> [THE TASK]
Please show every line from the entries that carries the word "JSON".

[PROVIDED DATA]

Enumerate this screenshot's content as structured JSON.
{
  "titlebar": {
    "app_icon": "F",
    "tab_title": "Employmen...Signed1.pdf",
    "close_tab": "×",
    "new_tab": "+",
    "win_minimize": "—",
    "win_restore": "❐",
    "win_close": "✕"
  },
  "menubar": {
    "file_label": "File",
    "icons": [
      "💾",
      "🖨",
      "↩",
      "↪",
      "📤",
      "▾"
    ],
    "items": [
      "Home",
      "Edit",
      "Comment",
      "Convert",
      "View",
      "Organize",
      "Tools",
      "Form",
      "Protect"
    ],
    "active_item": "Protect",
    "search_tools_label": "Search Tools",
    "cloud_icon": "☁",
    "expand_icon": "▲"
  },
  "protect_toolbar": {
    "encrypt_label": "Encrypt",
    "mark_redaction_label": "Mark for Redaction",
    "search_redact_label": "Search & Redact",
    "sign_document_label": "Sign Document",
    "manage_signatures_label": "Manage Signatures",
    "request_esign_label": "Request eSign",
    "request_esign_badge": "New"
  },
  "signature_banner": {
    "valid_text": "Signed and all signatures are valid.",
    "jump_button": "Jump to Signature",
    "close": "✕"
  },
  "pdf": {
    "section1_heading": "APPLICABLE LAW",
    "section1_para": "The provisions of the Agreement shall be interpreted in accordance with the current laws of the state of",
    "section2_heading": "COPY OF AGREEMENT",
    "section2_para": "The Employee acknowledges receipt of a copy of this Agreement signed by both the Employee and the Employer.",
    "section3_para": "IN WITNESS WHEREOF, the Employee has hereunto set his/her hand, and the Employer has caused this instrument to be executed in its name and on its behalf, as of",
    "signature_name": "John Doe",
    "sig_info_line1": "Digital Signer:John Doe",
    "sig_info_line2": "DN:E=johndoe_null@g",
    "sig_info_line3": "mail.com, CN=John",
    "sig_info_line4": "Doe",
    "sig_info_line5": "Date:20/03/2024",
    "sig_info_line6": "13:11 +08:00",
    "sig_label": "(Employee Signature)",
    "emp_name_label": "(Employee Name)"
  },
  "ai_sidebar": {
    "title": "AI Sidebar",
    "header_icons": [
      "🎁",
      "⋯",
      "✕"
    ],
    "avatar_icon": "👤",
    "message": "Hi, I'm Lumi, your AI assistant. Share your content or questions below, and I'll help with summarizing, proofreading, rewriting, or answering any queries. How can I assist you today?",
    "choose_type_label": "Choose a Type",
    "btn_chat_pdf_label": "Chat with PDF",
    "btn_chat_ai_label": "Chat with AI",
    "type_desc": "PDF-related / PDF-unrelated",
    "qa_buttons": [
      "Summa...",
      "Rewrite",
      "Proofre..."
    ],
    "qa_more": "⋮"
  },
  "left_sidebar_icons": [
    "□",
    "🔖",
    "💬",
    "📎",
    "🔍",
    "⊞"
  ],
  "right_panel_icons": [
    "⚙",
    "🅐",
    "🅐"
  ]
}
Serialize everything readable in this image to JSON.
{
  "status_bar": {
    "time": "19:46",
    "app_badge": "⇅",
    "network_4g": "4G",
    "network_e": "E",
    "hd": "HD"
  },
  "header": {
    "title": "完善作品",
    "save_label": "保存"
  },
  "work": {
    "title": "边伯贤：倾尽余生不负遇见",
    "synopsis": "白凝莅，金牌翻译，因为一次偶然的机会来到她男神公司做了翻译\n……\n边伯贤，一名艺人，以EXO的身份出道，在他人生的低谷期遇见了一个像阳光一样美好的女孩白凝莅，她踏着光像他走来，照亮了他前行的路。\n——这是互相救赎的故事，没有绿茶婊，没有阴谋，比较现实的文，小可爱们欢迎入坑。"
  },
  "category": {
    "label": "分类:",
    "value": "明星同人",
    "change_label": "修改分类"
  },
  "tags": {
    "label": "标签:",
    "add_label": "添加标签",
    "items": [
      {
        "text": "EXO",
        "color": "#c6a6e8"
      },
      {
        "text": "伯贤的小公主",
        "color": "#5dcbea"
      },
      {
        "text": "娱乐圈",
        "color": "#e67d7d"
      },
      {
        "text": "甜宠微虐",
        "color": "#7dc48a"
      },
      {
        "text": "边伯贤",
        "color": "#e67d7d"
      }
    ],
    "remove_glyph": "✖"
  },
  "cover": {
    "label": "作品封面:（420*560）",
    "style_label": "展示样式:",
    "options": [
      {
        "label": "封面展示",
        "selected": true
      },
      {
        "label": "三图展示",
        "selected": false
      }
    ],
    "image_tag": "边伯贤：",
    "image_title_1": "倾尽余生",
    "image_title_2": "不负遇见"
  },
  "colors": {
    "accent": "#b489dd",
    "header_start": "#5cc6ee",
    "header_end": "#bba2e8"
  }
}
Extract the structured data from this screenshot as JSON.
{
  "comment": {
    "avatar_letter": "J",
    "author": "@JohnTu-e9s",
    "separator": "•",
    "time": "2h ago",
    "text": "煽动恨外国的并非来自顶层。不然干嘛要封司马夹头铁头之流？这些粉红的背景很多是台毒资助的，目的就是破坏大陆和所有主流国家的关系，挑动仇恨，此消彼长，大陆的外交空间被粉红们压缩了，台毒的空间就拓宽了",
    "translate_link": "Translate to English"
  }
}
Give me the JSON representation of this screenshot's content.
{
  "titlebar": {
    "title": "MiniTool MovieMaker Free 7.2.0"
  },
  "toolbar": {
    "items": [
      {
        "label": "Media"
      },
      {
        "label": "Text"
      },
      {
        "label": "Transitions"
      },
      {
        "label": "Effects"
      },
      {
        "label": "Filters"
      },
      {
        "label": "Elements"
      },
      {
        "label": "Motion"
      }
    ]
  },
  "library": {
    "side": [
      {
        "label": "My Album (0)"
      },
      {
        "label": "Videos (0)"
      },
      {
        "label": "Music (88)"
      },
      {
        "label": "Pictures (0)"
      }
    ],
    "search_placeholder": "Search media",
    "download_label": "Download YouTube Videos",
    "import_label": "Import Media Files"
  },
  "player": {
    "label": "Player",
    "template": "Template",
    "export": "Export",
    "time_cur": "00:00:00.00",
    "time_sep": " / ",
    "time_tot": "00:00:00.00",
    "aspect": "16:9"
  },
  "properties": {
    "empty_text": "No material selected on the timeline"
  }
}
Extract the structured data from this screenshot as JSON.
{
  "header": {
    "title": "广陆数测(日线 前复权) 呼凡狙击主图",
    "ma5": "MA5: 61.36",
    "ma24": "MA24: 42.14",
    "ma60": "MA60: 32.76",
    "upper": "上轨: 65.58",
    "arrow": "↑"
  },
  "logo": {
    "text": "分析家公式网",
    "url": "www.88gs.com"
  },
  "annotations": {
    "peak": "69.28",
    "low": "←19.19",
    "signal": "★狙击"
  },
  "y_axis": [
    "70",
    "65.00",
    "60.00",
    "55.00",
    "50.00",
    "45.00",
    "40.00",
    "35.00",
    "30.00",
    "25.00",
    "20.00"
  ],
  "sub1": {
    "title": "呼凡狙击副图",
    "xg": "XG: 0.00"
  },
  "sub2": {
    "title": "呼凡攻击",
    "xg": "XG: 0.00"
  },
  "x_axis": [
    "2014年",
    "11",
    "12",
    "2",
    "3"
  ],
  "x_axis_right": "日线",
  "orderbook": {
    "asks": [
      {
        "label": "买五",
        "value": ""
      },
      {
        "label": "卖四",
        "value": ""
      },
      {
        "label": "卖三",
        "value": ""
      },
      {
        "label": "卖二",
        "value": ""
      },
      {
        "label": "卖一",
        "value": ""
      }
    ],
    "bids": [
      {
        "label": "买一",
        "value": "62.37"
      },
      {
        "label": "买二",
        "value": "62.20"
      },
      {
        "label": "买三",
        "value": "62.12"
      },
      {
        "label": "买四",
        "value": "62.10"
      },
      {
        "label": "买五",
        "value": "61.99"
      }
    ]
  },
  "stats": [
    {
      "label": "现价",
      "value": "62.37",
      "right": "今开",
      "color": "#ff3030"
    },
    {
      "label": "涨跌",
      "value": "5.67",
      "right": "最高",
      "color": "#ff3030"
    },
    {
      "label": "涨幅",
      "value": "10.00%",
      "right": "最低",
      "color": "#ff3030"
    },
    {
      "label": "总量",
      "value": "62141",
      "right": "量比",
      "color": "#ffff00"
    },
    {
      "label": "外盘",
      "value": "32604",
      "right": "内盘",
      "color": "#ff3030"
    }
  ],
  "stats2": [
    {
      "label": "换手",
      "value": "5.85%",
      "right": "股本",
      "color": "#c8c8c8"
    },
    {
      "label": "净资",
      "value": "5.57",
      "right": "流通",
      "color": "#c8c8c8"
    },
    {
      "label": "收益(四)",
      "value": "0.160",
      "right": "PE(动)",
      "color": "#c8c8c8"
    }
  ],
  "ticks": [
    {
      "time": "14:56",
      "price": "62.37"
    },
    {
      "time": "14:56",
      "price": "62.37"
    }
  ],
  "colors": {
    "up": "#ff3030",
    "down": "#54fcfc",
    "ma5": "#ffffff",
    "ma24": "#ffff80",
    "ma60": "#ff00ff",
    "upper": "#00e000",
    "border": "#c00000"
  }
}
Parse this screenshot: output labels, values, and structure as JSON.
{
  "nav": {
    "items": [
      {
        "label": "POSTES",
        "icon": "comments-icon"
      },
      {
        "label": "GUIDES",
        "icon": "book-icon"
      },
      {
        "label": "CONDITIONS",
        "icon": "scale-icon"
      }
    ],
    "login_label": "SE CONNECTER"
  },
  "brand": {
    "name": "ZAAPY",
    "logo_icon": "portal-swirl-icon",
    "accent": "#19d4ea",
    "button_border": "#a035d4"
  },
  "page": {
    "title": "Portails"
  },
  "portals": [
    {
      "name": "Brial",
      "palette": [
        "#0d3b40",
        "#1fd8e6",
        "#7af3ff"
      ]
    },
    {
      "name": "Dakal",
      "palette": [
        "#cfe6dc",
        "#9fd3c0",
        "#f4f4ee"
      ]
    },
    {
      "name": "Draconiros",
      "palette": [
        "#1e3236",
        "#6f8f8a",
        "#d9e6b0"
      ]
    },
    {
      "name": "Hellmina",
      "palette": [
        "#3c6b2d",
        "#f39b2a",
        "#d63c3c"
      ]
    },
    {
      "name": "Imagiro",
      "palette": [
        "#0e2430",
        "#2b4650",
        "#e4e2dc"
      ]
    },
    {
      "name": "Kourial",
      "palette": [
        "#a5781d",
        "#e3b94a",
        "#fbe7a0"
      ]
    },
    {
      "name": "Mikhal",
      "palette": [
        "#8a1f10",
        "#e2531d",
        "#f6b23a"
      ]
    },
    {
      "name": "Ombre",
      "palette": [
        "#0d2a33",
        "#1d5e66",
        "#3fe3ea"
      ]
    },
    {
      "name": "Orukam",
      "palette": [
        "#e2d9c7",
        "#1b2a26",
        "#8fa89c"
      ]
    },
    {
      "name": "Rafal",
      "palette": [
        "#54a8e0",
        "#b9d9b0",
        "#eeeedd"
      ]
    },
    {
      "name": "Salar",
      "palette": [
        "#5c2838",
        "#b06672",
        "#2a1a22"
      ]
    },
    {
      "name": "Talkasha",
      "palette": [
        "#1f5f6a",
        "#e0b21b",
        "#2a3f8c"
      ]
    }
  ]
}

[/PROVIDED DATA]

> [FINISHED TASK]
Enumerate this screenshot's content as structured JSON.
Serialize everything readable in this image to JSON.
Extract the structured data from this screenshot as JSON.
Give me the JSON representation of this screenshot's content.
Extract the structured data from this screenshot as JSON.
Parse this screenshot: output labels, values, and structure as JSON.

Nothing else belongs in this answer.